BEIJING — A look at recent developments in the South China Sea, where China is pitted against smaller neighbors in multiple disputes over islands, coral reefs and lagoons in waters crucial for global commerce and rich in fish and potential oil and gas reserves:
Indonesian reports say the country plans to develop fisheries surround the Natuna Islands it controls in a potential challenge to China’s claims to resources in the South China Sea.
The Jakarta Post and others said Indonesian Coordinating Minister for Maritime Affairs Luhut Pandjaitan made the announcement Friday. The plan, due for implantation by year’s end, would include deploying drones, satellites and refueling tankers to aid fishermen in making catches and the construction of cold storage facilities to enable them to get freshly caught fish to market.

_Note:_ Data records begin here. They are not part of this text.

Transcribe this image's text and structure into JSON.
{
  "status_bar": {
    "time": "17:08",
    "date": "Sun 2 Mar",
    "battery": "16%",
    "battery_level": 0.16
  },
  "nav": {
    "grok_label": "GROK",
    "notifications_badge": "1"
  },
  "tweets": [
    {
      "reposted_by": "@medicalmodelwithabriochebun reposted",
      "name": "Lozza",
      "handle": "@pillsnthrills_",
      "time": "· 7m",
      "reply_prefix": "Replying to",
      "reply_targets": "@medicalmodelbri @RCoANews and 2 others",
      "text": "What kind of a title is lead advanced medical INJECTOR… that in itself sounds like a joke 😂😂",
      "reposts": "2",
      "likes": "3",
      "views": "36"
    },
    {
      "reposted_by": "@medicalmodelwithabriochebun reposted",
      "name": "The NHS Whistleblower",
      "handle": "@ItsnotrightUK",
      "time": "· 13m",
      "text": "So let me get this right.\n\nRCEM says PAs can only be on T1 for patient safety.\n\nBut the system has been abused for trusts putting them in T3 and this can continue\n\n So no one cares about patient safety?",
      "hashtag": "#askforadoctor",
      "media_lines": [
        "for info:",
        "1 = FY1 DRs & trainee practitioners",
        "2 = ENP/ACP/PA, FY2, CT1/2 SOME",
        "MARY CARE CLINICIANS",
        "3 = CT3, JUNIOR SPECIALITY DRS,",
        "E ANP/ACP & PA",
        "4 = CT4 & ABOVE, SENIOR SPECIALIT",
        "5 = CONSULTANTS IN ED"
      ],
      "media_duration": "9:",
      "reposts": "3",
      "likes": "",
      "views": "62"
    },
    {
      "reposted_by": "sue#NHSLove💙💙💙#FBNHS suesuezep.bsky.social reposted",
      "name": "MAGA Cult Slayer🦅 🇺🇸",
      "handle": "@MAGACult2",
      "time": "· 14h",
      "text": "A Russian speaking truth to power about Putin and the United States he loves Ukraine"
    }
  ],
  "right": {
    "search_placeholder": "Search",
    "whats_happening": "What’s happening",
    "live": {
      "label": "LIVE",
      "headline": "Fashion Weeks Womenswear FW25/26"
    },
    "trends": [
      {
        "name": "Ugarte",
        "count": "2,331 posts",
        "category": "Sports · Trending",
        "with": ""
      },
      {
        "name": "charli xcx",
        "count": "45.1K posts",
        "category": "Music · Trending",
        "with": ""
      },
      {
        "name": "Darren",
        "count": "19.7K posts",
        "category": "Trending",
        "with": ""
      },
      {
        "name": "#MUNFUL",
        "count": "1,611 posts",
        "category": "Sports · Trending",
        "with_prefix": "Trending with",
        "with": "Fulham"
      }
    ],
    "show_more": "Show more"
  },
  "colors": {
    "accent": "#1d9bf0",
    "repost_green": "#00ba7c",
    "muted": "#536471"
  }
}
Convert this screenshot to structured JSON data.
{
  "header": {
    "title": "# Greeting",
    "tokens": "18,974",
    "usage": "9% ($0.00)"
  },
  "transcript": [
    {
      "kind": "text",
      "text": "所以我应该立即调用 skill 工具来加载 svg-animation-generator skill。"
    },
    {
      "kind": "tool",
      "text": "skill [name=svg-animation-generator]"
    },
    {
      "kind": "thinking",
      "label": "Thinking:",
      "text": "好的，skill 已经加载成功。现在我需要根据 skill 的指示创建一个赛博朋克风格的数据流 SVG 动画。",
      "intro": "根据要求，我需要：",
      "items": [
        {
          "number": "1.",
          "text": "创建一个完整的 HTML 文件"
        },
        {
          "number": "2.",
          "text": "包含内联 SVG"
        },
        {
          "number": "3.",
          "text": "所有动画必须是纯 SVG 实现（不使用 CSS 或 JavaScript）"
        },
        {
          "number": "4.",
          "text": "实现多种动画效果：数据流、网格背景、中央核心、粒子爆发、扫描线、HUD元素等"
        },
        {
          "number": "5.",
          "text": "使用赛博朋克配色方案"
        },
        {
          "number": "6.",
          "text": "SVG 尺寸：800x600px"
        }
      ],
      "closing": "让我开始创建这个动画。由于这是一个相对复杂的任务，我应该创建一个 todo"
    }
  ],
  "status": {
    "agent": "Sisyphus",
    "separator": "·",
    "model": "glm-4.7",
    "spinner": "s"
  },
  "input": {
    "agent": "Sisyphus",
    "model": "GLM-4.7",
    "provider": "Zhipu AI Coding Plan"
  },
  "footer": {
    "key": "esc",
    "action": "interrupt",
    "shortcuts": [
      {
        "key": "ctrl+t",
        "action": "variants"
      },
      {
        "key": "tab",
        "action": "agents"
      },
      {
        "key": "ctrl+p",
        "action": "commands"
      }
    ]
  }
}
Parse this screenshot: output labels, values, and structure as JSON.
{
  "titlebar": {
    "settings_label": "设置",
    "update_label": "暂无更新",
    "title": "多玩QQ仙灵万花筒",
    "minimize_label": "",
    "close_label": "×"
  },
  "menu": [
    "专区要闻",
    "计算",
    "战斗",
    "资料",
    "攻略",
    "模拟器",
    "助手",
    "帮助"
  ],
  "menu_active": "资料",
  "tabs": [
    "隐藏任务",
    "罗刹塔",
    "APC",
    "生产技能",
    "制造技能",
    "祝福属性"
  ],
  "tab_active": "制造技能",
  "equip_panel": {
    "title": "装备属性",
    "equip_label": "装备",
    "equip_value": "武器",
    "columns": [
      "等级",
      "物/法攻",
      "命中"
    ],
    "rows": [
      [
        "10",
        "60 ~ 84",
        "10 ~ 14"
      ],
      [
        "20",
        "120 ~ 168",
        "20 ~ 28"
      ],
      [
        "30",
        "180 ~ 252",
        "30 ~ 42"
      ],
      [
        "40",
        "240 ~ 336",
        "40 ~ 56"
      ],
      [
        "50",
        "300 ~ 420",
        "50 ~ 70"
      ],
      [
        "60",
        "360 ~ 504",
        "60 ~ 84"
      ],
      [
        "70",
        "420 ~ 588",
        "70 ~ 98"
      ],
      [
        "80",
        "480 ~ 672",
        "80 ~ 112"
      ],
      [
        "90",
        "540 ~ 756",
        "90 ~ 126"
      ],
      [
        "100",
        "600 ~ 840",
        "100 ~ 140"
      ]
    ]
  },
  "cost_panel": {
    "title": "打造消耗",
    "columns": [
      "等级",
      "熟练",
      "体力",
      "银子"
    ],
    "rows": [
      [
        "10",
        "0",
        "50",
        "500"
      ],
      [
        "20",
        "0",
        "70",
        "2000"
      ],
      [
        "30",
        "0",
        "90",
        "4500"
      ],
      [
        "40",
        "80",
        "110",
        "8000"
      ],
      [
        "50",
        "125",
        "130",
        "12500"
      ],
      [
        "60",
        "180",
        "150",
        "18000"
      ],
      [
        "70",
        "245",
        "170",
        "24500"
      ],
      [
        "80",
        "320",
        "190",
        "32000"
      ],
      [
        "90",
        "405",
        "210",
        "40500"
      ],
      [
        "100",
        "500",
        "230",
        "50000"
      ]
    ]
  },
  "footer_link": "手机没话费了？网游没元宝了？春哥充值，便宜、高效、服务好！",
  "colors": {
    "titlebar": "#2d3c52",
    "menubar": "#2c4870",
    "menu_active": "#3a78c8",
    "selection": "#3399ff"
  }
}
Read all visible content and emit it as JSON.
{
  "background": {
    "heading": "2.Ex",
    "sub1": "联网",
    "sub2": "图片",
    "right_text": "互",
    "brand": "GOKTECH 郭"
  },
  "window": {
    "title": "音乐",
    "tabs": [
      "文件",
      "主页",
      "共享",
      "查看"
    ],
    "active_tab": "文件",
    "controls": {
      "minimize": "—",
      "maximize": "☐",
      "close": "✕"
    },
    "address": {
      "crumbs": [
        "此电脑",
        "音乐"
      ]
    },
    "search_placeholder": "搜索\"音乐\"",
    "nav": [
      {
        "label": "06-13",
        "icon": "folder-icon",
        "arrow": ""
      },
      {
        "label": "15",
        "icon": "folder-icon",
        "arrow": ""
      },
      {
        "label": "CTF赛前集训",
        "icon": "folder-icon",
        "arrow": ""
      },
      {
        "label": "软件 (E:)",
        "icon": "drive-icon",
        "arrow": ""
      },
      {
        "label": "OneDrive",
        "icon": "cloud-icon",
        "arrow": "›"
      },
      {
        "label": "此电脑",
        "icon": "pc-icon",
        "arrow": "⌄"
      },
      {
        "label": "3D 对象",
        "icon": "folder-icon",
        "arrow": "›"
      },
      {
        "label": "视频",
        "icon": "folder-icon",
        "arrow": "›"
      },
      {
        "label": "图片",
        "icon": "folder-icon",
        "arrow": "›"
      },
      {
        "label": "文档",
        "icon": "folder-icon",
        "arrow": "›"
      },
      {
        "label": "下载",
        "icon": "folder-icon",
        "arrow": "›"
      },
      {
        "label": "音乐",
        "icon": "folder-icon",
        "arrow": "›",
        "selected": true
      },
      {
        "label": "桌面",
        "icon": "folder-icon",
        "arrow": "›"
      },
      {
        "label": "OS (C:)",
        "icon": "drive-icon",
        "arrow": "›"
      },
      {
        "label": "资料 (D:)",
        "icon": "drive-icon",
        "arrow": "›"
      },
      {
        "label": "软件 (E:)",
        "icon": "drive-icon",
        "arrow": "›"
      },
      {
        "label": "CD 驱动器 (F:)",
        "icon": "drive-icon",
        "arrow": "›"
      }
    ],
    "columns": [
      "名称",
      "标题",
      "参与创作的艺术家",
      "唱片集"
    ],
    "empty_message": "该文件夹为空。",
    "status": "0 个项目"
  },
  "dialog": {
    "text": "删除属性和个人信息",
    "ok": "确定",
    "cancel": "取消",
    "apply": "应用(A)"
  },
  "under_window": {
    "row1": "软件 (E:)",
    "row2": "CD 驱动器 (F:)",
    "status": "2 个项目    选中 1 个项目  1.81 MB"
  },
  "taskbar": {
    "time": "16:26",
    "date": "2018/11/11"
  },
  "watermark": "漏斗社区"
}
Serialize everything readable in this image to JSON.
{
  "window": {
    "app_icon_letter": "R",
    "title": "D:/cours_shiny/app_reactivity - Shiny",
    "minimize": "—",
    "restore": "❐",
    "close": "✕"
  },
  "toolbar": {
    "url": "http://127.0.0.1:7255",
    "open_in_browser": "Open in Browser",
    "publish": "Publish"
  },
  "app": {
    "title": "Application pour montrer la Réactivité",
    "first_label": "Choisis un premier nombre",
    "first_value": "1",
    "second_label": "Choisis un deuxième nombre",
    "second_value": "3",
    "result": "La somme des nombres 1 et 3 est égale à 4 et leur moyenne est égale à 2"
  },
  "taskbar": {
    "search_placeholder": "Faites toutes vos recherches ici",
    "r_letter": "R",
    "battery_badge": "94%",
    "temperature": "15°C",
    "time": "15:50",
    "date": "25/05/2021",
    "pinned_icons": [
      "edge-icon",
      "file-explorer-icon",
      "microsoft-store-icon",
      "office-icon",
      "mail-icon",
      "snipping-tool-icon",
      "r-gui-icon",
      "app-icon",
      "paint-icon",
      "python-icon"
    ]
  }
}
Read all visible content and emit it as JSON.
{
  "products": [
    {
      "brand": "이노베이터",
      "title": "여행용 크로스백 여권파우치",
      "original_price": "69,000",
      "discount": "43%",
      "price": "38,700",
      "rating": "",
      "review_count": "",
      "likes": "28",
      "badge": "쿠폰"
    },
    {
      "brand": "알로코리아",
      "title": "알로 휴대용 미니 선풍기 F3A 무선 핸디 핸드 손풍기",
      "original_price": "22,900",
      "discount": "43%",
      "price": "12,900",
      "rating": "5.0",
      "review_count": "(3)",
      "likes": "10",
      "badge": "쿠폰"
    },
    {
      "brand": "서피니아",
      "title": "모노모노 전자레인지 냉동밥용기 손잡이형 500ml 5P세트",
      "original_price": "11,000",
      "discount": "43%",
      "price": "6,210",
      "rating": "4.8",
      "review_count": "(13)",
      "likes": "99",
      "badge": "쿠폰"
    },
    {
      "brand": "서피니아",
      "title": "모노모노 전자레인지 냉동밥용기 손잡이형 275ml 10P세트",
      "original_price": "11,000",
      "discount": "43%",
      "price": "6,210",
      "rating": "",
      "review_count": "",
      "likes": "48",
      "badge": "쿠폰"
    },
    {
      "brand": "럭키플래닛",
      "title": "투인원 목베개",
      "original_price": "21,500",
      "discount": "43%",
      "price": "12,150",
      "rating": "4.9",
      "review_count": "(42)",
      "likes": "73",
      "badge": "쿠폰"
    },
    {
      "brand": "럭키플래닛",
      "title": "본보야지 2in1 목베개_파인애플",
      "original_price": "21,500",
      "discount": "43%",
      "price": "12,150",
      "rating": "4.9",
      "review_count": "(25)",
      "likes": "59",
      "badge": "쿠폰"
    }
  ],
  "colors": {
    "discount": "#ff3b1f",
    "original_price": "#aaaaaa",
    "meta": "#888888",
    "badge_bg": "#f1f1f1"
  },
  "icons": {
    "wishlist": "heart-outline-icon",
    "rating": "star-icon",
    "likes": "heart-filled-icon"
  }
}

Indonesia, the world’s largest archipelago nation, is not a party to the six-government dispute over territory in the South China Sea, but has been taking measures in recent years to guard against encroachment on its resources by China and others. Ships caught operating illegally in Indonesian fishing grounds have been fired on, seized and destroyed. Most of the vessels were from Vietnam, the Philippines, Malaysia or Thailand.
Relations with Beijing are expected to be a major issue in April’s presidential election. Although the government of President Joko Widodo has pursued billions in financing for infrastructure projects, the opposition points to a trade imbalance massively in China’s favor as a sign of problems to come.
A section of Indonesia’s exclusive economic zone that includes natural gas fields lies within China’s “nine-dash line” delineating its claim to virtually the entire South China Sea. Chinese ships also regularly patrol off the island of Borneo and near James Shoal east of the Natuna islands, China’s southernmost territorial claim which Malaysia says belongs to it.